Shifting Habitats: Bird Migration And Climate Change

May 26, 2020

Summer tanager pair, male (red) and female (yellow) – an example of a neotropical migratory species of bird that fly south to the Caribbean or Central America to spend the winter, according to Dr. Clark Rushing of USU Department of Wildlands Research and the Ecology Center.
Credit Frank Retes, Southern Arizona

The North American Breeding Bird Survey, a large-scale citizen science project started in 1966, is the basis of a newly-released study on migratory bird habitats and climate change. 

“Can we look at the rate of changes and understand why some species might be shifting their distributions in response to climate change and why some might not?" Clark Rushing said.

Rushing is an assistant professor of population ecology in the Department of Wildland Resources and Ecology Center at Utah State University. He and colleagues at the U.S. Geological Survey noted bird populations declining over the past half century in the North American Breeding Bird Survey.

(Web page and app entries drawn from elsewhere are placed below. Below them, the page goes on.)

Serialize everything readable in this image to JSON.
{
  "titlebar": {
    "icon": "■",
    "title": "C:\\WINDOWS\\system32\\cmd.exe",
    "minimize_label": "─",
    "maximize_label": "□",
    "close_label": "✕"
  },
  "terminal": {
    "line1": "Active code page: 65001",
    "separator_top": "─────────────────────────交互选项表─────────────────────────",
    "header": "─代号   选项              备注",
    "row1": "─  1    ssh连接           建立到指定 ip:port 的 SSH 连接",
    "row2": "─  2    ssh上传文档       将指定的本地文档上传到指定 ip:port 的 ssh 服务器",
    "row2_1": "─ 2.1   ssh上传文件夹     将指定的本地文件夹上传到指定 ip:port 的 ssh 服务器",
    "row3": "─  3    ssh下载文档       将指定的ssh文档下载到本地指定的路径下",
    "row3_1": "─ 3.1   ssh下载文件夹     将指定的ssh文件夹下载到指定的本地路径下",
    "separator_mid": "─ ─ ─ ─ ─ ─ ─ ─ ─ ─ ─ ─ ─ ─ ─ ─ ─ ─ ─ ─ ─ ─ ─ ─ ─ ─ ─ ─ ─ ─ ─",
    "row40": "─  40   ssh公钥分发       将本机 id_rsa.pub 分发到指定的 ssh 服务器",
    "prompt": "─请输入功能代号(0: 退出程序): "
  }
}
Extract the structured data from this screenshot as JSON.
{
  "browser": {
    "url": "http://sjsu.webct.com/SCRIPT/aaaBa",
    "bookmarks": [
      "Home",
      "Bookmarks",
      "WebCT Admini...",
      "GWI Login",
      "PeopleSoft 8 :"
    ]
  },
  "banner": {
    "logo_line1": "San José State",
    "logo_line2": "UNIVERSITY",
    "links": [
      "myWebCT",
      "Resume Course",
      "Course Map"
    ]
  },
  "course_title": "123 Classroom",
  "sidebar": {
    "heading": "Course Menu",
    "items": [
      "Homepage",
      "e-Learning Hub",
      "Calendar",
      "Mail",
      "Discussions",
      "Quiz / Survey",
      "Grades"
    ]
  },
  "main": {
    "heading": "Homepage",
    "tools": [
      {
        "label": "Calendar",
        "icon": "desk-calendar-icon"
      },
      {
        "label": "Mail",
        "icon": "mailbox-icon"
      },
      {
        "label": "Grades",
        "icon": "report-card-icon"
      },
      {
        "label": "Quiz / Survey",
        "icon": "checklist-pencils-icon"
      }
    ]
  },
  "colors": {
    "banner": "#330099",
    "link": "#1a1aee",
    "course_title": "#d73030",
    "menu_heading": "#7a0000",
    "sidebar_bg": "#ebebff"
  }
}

Whether significant warming trends during the same time played a role in the diverging trends of the decline rates was not known. So, they constructed a study of 32 bird species, controlling size and geographic distribution, with different migration behaviors to investigate.

“We sort of had this prediction that temperatures are warming.That's newly creating areas that species might be able to inhabit that they were previously not able to further north,” Rushing said. “The trait that really came out as the most important was whether species spend the entire year in North America, or whether they're migratory species that winter down in the tropics.”

Rushing said the neotropical migrants, those wintering south of the equator, showed the most rapid decline compared to birds that either were resident or that migrated south within North America. He said this suggests there is something other than just the flight distance keeping this group of birds from being able to use the more northerly habitats effectively – and that is what he and his colleagues hope to investigate next.

Instead of being discouraged about declining bird populations, though, Rushing is focused on positive actions that people can do to make a difference. Drinking “bird-friendly” coffee locally, he said is a great start. Or joining in a citizen science project, like eBird, run by Cornell Lab, could be an easy, fun activity.

“It's an app you can put on your phone. It'll generate a list of birds that you're likely to see in that area,” noted Rushing. “And then you can just check them off as you go up.Then send it straight to this database that I use. eBird data is part of my own research.”

More about bird-related citizen science projects eBird can be found here, the North American Breeding Bird Survey here, or other projects to bring birds back here.